With inventories contracting in October, Nieves attributed part of that to things like increased turnover, burn rate, and products not being replenished as quickly as they are being consumed, based on feedback from ISM’s member respondents. Another factor he identified was that deliveries are slowing, with bottlenecks easing, coupled with some ongoing impediments, too, in that deliveries are down compared to the levels they were at four-to-six months ago.

“The supply chain is having some easing, in terms of bottlenecks, and there are some challenges, just not as bad as they were in the first half of the year,” he said. “We are seeing that across the board, and we are starting to see things normalize. Even though we are seeing these numbers come down across the board, they are largely in the mid-50s range. It is starting to normalize and not getting any deep-rooted cuts here.”

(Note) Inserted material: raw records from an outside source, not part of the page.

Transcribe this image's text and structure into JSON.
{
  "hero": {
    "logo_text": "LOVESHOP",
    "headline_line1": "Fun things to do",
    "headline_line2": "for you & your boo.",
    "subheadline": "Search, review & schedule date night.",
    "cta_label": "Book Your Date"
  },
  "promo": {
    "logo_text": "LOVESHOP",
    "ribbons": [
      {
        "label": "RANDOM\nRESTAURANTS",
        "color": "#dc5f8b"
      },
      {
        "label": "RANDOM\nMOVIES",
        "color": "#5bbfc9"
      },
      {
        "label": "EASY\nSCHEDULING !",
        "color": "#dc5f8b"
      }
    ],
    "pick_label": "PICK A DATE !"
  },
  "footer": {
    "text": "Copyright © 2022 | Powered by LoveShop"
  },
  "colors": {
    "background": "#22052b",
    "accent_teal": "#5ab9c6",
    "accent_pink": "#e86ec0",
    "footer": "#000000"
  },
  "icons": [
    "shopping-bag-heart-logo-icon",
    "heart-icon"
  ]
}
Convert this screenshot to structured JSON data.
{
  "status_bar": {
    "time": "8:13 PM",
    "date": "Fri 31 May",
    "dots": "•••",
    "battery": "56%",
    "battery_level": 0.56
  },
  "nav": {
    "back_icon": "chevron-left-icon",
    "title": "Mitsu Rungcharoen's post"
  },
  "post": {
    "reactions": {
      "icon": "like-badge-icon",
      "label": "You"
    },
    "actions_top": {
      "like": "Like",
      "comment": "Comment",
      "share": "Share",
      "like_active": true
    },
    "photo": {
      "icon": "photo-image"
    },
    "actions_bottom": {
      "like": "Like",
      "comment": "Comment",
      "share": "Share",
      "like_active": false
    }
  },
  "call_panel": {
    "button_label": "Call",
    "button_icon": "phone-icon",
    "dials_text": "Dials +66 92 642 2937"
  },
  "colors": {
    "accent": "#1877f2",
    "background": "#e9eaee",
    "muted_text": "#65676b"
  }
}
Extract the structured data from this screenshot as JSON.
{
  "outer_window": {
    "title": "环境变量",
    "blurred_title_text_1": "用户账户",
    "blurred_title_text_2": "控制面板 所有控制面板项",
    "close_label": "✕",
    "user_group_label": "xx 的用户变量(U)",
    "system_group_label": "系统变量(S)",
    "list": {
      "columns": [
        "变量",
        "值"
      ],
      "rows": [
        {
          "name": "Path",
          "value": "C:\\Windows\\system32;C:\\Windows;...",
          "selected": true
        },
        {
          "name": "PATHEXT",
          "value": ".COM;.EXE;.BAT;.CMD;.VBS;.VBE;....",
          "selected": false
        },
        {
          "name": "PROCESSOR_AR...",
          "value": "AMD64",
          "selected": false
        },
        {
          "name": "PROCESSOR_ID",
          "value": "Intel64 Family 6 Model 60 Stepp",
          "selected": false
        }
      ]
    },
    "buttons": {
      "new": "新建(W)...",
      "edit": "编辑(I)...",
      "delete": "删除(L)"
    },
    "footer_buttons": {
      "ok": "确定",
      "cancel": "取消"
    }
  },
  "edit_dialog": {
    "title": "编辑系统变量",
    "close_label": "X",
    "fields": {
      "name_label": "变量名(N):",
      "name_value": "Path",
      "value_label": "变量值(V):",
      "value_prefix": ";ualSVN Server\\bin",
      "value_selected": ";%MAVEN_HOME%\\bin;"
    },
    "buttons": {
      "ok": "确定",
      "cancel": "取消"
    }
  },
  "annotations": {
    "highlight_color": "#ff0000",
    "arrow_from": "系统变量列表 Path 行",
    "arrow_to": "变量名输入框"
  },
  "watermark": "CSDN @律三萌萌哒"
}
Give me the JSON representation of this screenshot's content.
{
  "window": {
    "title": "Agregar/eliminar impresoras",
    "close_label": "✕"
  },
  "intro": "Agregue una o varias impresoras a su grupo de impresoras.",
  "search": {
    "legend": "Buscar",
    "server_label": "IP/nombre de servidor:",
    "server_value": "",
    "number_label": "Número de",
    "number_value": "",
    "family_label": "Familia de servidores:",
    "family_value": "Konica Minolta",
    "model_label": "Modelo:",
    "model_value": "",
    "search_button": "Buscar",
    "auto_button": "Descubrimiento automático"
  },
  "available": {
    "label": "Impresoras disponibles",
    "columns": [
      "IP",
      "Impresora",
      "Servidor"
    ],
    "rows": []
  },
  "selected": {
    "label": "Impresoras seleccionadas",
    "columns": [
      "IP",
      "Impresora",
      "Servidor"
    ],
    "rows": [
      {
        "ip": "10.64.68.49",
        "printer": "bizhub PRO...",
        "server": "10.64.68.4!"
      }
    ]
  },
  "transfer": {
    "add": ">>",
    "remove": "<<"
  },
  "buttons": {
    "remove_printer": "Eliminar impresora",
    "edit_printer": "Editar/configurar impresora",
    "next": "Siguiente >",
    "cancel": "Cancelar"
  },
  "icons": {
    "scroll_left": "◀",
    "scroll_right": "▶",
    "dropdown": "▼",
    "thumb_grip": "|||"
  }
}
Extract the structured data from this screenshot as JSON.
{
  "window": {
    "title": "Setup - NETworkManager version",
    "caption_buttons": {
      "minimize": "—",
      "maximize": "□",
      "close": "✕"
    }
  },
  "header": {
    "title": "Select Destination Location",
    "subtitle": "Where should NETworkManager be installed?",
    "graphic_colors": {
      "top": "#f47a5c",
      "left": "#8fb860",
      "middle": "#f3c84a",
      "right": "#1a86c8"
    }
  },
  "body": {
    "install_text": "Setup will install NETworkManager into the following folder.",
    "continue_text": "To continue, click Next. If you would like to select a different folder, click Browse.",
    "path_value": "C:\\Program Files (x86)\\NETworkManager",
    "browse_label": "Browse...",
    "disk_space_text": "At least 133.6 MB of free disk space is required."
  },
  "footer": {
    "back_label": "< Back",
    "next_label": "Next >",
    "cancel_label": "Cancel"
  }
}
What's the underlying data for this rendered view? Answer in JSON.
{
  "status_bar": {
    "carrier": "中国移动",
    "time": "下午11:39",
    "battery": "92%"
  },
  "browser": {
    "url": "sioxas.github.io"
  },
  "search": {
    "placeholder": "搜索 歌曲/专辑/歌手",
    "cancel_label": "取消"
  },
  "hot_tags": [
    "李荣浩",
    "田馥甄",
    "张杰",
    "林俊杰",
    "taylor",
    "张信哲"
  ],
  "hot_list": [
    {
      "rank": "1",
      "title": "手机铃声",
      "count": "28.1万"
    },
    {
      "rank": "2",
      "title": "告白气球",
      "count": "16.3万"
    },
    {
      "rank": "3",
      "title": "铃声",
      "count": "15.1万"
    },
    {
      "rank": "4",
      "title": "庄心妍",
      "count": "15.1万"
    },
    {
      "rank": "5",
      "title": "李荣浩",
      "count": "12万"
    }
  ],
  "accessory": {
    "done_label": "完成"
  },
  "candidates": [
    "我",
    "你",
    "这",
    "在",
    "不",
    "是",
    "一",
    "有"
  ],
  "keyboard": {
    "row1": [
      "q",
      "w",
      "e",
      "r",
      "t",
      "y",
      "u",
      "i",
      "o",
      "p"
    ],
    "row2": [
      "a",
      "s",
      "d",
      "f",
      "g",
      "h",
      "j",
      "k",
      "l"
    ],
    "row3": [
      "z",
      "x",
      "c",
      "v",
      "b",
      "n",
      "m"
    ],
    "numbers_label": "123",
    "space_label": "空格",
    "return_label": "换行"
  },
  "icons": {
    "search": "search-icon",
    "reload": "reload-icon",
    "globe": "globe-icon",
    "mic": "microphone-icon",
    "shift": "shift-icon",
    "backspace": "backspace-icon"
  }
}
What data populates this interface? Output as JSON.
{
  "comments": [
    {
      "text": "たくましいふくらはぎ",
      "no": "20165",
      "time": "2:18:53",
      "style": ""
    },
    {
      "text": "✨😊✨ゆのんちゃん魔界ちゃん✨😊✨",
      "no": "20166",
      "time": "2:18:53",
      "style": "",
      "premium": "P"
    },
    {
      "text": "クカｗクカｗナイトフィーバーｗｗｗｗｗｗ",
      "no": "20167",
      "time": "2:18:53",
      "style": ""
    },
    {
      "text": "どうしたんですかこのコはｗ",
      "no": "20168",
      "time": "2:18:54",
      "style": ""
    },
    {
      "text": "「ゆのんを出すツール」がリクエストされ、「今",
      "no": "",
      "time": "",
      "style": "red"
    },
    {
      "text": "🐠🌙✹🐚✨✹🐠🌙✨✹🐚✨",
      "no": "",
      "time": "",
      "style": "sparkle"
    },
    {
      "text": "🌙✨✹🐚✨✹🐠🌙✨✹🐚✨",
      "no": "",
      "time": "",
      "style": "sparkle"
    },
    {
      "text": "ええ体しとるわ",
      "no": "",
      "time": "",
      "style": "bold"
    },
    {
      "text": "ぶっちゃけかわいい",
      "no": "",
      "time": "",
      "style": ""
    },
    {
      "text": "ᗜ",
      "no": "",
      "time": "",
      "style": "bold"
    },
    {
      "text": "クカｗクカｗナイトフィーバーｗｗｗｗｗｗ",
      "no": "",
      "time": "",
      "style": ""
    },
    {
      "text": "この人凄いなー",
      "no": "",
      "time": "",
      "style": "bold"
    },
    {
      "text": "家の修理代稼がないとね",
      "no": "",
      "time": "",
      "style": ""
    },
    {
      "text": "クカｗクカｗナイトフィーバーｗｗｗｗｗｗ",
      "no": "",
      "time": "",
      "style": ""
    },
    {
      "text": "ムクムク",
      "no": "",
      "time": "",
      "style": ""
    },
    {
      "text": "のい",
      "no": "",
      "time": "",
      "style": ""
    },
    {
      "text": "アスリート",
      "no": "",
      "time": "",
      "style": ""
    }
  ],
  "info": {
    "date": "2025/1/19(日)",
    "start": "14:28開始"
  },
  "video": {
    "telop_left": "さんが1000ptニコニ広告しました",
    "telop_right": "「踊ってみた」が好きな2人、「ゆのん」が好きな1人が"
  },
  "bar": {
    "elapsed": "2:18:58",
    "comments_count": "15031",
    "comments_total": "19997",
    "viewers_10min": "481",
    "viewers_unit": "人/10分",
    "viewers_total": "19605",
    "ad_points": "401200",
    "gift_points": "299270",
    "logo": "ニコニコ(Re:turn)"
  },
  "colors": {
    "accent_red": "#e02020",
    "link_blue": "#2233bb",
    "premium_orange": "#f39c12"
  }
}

When looking at the services economy on a year-to-date basis, Nieves said the sector’s activity and output is in line with its most recent Semiannual Report, which was issued in May

“In the report, our respondents felt that things would go easy through 2022 and might see a little pullback, with no threat of recession,” he said. “Going into 2023, there was some uncertainty regarding a potential recession, with economists saying not so much in the first half of the year but possibly in the second half. I think that based on the fact that we have low unemployment, that is the key thing right now. The Fed is trying to stave off inflation by raising rates, which is impacting the biggest contributor to GDP, the real estate rental and leasing market. I think that once we find that peak or easing of inflation and bring the rates down, that is even going to stimulate the economy. We are hoping that happens sometime within the first half of next year so that we don’t propel ourselves into some recessionary period in the second half of the year.”  

About the Author

Jeff Berman, Group News Editor

Jeff Berman is Group News Editor for Logistics Management, Modern Materials Handling, and Supply Chain Management Review. Jeff works and lives in Cape Elizabeth, Maine, where he covers all aspects of the supply chain, logistics, freight transportation, and materials handling sectors on a daily basis. Contact Jeff Berman




Source link

Leave a Reply